“We are going through tough times to be on air because, first, there is no stable electricity and the scarcity in fuel and diesel is always increasing.”
As scarcity of premium motor spirit and diesel ravages Nigeria, the Northern Broadcast Media Owners Association (NBMOA) has warned that radio and television stations would soon shut down their operations in the northern part of the country.
The association added that epileptic power supply has also compounded their situation. The association is made up of owners of radio and TV stations in the 19 northern state of the country.
Nigerians have been experiencing a serious fuel scarcity which resulted into long queues at filling stations across the country with many of the stations out of supply.
Some weeks ago, the Nigerian National Petroleum Corporation (NNPC) urged Nigerians to be patient, saying it had distributed products nationwide to end the scarcity that had lingered for weeks.
The NNPC said this in a statement by GarbaDeen Muhammad, the Group General Manager, Group Public Affairs Division of the NNPC Limited.
The corporation urged Nigerians to be patient, saying it has sufficient stock of petroleum products for distribution across the country. It said it was engaging depot operators to load products round the clock to accelerate the restoration of normal distribution.
We’re in a serious situation – Broadcasters
In an interview with BBC Hausa Monday evening as monitored by PREMIUM TIMES, the immediate former Chairman of the association, Tijjani Ramalan, said members of the association were finding it difficult to operate because of the fuel and diesel scarcity in the country.
“We are going through tough times to be on air because first, there is no stable electricity and the scarcity in fuel and diesel is always increasing. It is disheartening because we don’t have a way out of the problems. You people need to know that 100 per cent of our operations are being done with diesel or fuel because there is no electricity,” he said.
Mr Ramalan, who is the Chairman of Liberty Radio and Television, said a litre of diesel has now reached between N720 and N730 which he said he cannot afford.
He called on the federal government to take measures and ensure improvement in electricity supply across the country for broadcast organisations and other businesses to continue operating.

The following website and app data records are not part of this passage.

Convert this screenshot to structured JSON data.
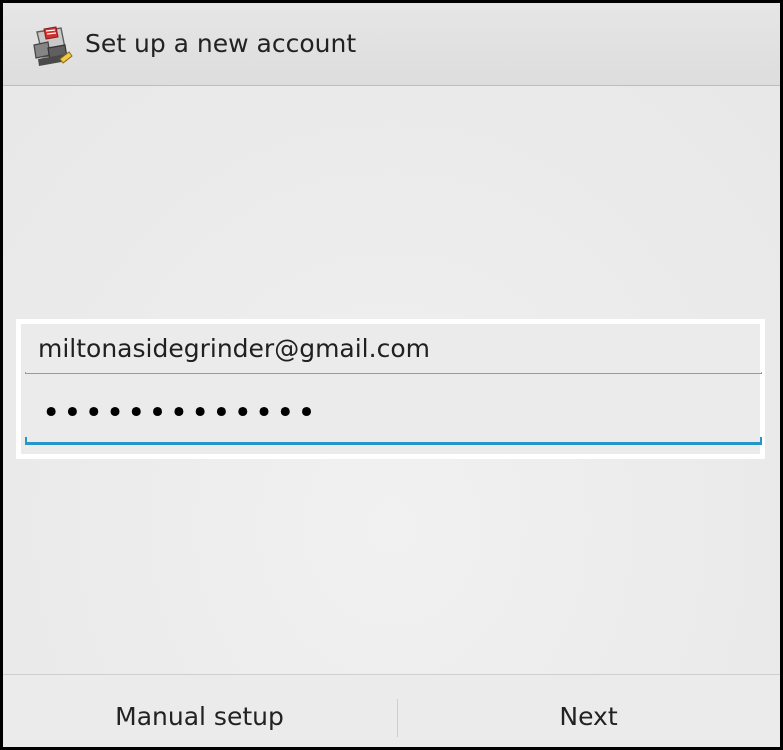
{
  "screen": {
    "title": "Set up a new account",
    "app_icon": "email-app-icon"
  },
  "form": {
    "email_value": "miltonasidegrinder@gmail.com",
    "password_mask": "•••••••••••••"
  },
  "actions": {
    "manual_setup_label": "Manual setup",
    "next_label": "Next"
  },
  "colors": {
    "focus_underline": "#2496c7",
    "background": "#ebebeb",
    "text": "#222222"
  }
}
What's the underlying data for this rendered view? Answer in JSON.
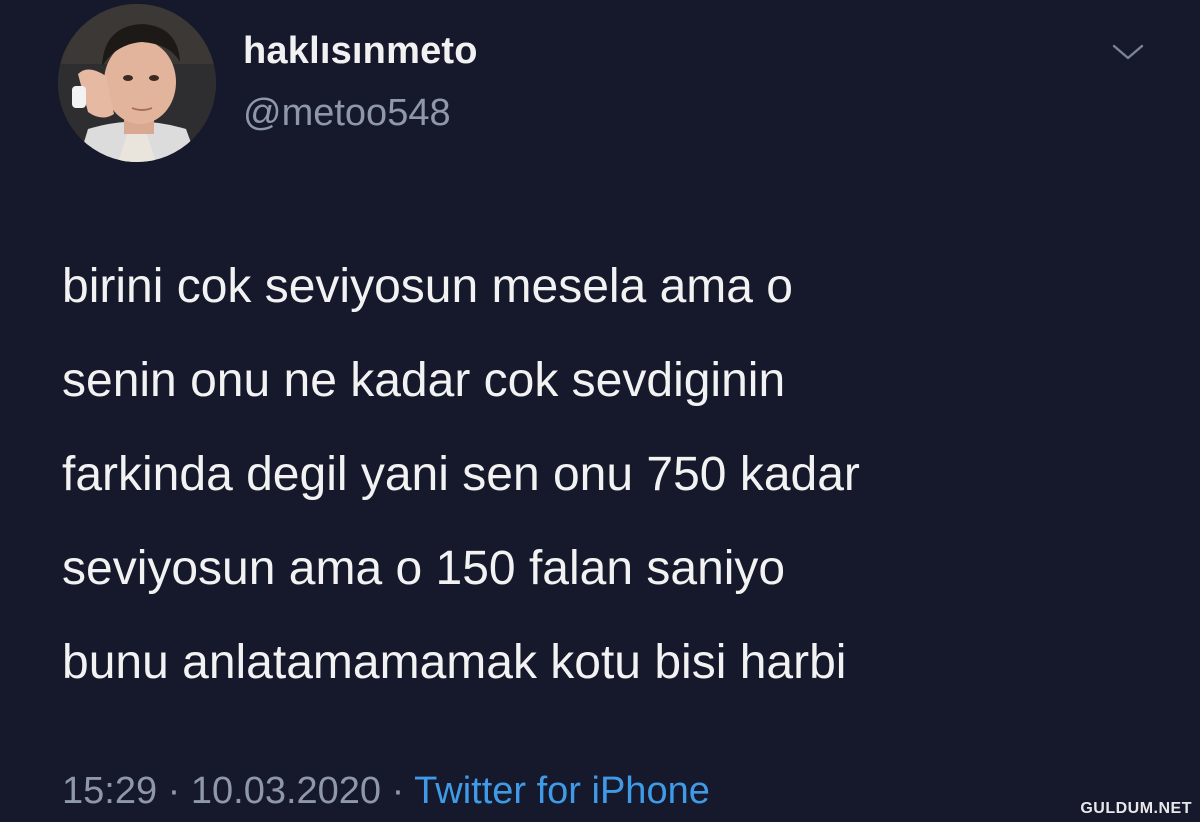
{
  "user": {
    "display_name": "haklısınmeto",
    "handle": "@metoo548"
  },
  "tweet": {
    "lines": [
      "birini cok seviyosun mesela ama o",
      "senin onu ne kadar cok sevdiginin",
      "farkinda degil yani sen onu 750 kadar",
      "seviyosun ama o 150 falan saniyo",
      "bunu anlatamamamak kotu bisi harbi"
    ],
    "time": "15:29",
    "date": "10.03.2020",
    "separator": "·",
    "source": "Twitter for iPhone"
  },
  "icons": {
    "more": "chevron-down-icon",
    "avatar": "profile-photo"
  },
  "colors": {
    "background": "#15192b",
    "text": "#f2f2f2",
    "muted": "#8f98a8",
    "link": "#3f9be8"
  },
  "watermark": "GULDUM.NET"
}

“As I stated earlier there are issues but our main problem now is the diesel scarcity which if not taken care of may lead to us shutting our operations which means our workers to stay at home till the situation improves,” he added.